When you feel your worst, sometimes the smallest gesture can make a world of difference. Betty Bray strives to make a difference in the community by giving back and providing a soft touch to those in need.

Bray, from the northeastern SD town of Gary, met her husband in college and after he finished his residency and his commitment to the Air Force, they moved to Yankton. He took a job with the Yankton Medical Clinic and they added four children to

Betty Bray

their family during their 22-years in the community.


Bray had desired to open a shop for knitting hobbyists. Her husband told her if she did the legwork for the plans, she could pursue her dream. It wasn’t long before a friend of hers connected her to Molly Carson who owned a yarn shop in Yankton.

“Now I had all the information I needed to start a store, so he had to let me do it,” she smiles. She made me laugh as she continues, “so I suppose you could say he lost a bet.” She opened Ewe Knit It about three and a half years ago, first located in Morgen Square. The store moved to a new location last year, now located at 909 Broadway Avenue in Tripp Park Plaza. She really likes their new spot since it’s located right next to a quilt shop.

She sells mid-to upper-range quality yarn, working with many small vendors that are independent dyers. She also sells knitting needles, crochet hooks, books, patterns and other items you might need for your knitting project. She offers individual lessons and randomly offers classes.

Bray has been working with crochet for more than 40 years and took up knitting after opening the store. She’s made a plethora of items, many displayed in the store. Knitting tends to go faster than crochet, so she knits most of her samples, liking to make hats the most as they’re quick to make.
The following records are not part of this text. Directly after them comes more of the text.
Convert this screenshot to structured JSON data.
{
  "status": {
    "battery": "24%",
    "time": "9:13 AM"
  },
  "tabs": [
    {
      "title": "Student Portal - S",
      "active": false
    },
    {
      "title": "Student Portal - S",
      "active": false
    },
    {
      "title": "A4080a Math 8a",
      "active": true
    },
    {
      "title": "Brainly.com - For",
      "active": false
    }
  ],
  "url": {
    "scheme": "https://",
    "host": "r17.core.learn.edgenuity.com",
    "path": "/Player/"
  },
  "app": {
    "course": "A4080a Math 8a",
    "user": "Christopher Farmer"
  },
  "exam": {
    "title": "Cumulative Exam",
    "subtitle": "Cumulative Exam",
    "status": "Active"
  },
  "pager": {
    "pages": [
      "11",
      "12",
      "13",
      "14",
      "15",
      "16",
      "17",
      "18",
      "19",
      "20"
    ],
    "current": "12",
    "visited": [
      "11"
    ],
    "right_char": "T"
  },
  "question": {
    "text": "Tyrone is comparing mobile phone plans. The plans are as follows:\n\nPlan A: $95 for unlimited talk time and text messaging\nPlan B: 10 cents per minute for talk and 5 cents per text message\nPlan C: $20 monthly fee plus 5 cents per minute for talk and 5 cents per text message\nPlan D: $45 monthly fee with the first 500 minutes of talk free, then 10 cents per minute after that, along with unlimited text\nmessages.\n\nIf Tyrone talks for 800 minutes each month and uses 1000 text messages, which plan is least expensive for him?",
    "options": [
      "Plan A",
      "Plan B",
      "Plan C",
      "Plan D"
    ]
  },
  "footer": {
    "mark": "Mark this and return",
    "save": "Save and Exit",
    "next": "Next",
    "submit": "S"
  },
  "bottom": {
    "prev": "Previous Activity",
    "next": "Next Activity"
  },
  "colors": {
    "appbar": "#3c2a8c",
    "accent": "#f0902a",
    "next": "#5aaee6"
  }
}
When she started her business, Bray’s goal was twofold: to bring the community together and to give back to the community. A regular knitting group in her store has joined with her to use their talents to give back. The group started making items that could be given to those in need around the area. Their goal is to knit one project each month.

Their first project was making hats to take to Yankton’s Cancer Center. Their second project will be taking place this month, where they will be making “Knitted Knockers” to send to an organization founded by two breast cancer survivors. Knitted Knockers, according to www.knittedknockers.org, are “special handmade breast prosthesis for women who have undergone mastectomies or other procedures to the breast.” These are soft, comfortable prosthetics found to be less heavy and hot than traditional prosthetics and can be placed in a regular bra. Volunteer knitters help provide these for free to those who request them.
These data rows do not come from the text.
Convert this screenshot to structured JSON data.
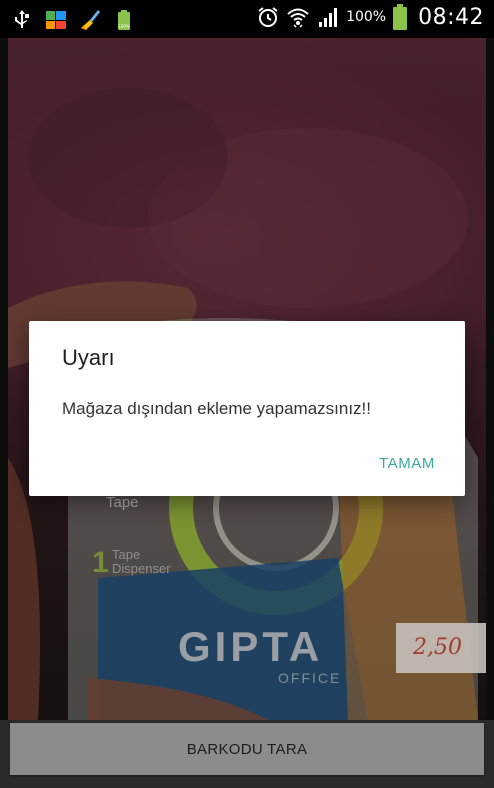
{
  "status_bar": {
    "left_icons": [
      "usb-icon",
      "photo-gallery-icon",
      "cleaner-broom-icon",
      "android-battery-icon"
    ],
    "right_icons": [
      "alarm-icon",
      "wifi-icon",
      "signal-icon",
      "battery-icon"
    ],
    "battery_percent": "100%",
    "time": "08:42",
    "colors": {
      "background": "#000000",
      "text": "#ffffff",
      "battery": "#8bc34a"
    }
  },
  "camera": {
    "product_labels": {
      "tape": "Tape",
      "dispenser_count": "1",
      "dispenser": "Tape\nDispenser",
      "brand": "GIPTA",
      "brand_sub": "OFFICE",
      "price_tag": "2,50"
    }
  },
  "dialog": {
    "title": "Uyarı",
    "message": "Mağaza dışından ekleme yapamazsınız!!",
    "ok_button": "TAMAM",
    "accent_color": "#3aa99f"
  },
  "bottom": {
    "scan_button": "BARKODU TARA"
  }
}
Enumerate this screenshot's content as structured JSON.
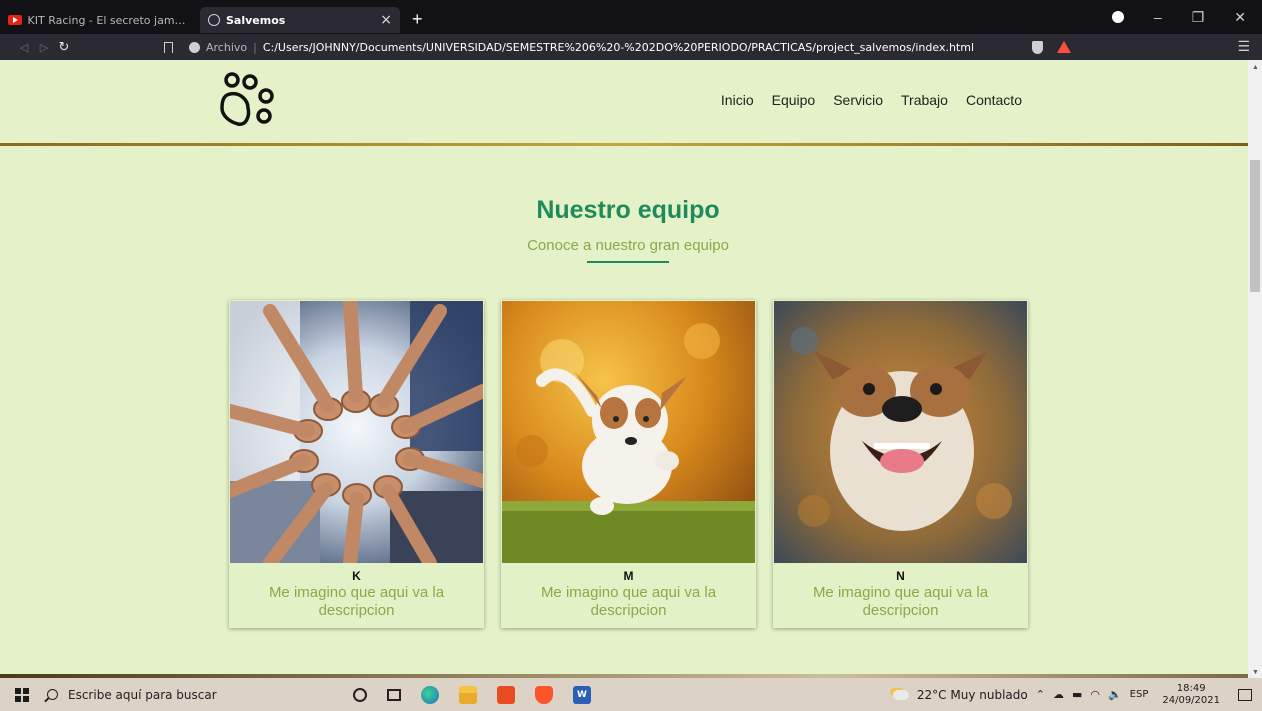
{
  "browser": {
    "tabs": [
      {
        "title": "KIT Racing - El secreto jamas contado",
        "icon": "youtube-icon",
        "active": false
      },
      {
        "title": "Salvemos",
        "icon": "globe-icon",
        "active": true
      }
    ],
    "new_tab_label": "+",
    "close_label": "×",
    "address": {
      "security_label": "Archivo",
      "url": "C:/Users/JOHNNY/Documents/UNIVERSIDAD/SEMESTRE%206%20-%202DO%20PERIODO/PRACTICAS/project_salvemos/index.html"
    },
    "window_controls": {
      "minimize": "–",
      "maximize": "❐",
      "close": "✕"
    },
    "menu": "☰"
  },
  "site": {
    "nav": [
      "Inicio",
      "Equipo",
      "Servicio",
      "Trabajo",
      "Contacto"
    ],
    "section": {
      "title": "Nuestro equipo",
      "subtitle": "Conoce a nuestro gran equipo"
    },
    "cards": [
      {
        "name": "K",
        "description": "Me imagino que aqui va la descripcion",
        "image": "team-hands-photo"
      },
      {
        "name": "M",
        "description": "Me imagino que aqui va la descripcion",
        "image": "jack-russell-puppy-photo"
      },
      {
        "name": "N",
        "description": "Me imagino que aqui va la descripcion",
        "image": "bulldog-photo"
      }
    ],
    "colors": {
      "background": "#e5f2c9",
      "title": "#1f8a5b",
      "accent": "#8aaa48",
      "divider": "#c7a43c"
    }
  },
  "taskbar": {
    "search_placeholder": "Escribe aquí para buscar",
    "weather": "22°C  Muy nublado",
    "language": "ESP",
    "time": "18:49",
    "date": "24/09/2021"
  }
}
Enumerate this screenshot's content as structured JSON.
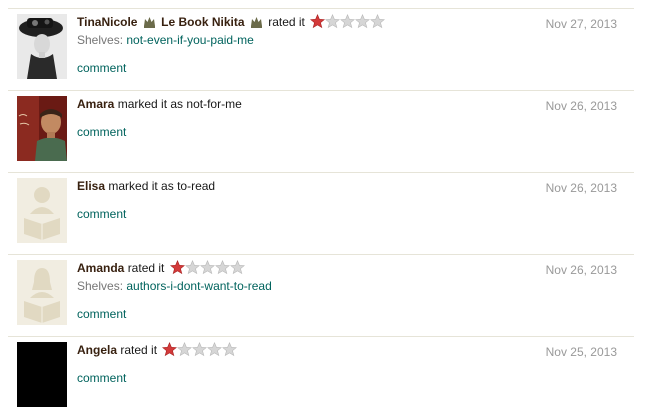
{
  "reviews": [
    {
      "user": "TinaNicole",
      "secondary_user": "Le Book Nikita",
      "action": "rated it",
      "rating": 1,
      "shelves_label": "Shelves:",
      "shelf": "not-even-if-you-paid-me",
      "comment": "comment",
      "date": "Nov 27, 2013"
    },
    {
      "user": "Amara",
      "action": "marked it as not-for-me",
      "comment": "comment",
      "date": "Nov 26, 2013"
    },
    {
      "user": "Elisa",
      "action": "marked it as to-read",
      "comment": "comment",
      "date": "Nov 26, 2013"
    },
    {
      "user": "Amanda",
      "action": "rated it",
      "rating": 1,
      "shelves_label": "Shelves:",
      "shelf": "authors-i-dont-want-to-read",
      "comment": "comment",
      "date": "Nov 26, 2013"
    },
    {
      "user": "Angela",
      "action": "rated it",
      "rating": 1,
      "comment": "comment",
      "date": "Nov 25, 2013"
    }
  ],
  "rating_scale": 5,
  "colors": {
    "username": "#382110",
    "link": "#00635d",
    "star_filled": "#d33a3a",
    "star_empty": "#d6d6d6",
    "date": "#999999",
    "separator": "#e6e4d8"
  }
}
In November, the group will be making purple hats to help increase awareness of Shaken Baby Syndrome. The group strives to find local agencies that would benefit from their donations. If you have any suggestions for their projects, please call her at 605-689-3999 or send her a message over her website at www.eweknitit.com.

Bray has other means to give back to her community. She collects kennel blankets at the store to be donated to the Yankton Humane Society. She collects yarn for the local hospital and they send it to the prisoners who knit prayer shawls and blankets. She also invites others to bring in a knitted hat for the Cancer Center.

Dona Steffen, Tres Dendinger and Emily Lincoln are part of the knitting club that gathers at Bray’s store. They welcome anyone interested to join their group or to take part in one of their project knitting days. They usually plan their knitting projects on a Saturday, sometimes a Sunday. If participants buy yarn and needles to complete the project, Bray will often give them a discount.

Steffen, Dendinger and Lincoln enjoy the knitting group. Lincoln, not present for our interview, came up with the idea to start the group.

“It’s fun to be together and it’s for a good cause,” Dendinger states.

Steffen adds, “It’s camaraderie. It’s just fun. We enjoy each other’s company.” Bray posts her project dates on her website and at the entrance of her store. Her website, www.eweknitit.com, and her Facebook page at Ewe Knit It have pictures of previous projects completed and dates of upcoming projects.

Though her knitting shop and projects keep her busy, Bray enjoys watching her youngest son play band at USD and she partakes in several wine clubs with her husband. Her two daughters now reside in Yankton and her oldest son lives in Baton Rouge.

She likes to see those that she’s taught to knit become regular members and would love more members in her knitting group. “Anyone is welcome to come,” she smiles warmly. She has various patterns, whether the knitter uses double pointed needles or not.

Ewe Knit It is open Monday-Friday from 10-6 PM and she stays open even later on Tuesdays, for her knitting group. Saturday’s hours are 10-5 PM. She advises that, because she is the only person in the store, some days she might step out for an hour.Bray’s kindness provides a gentle touch to those who need it the most, serving as an excellent example of how you can use your talents to help others and continue to make this community one of the best!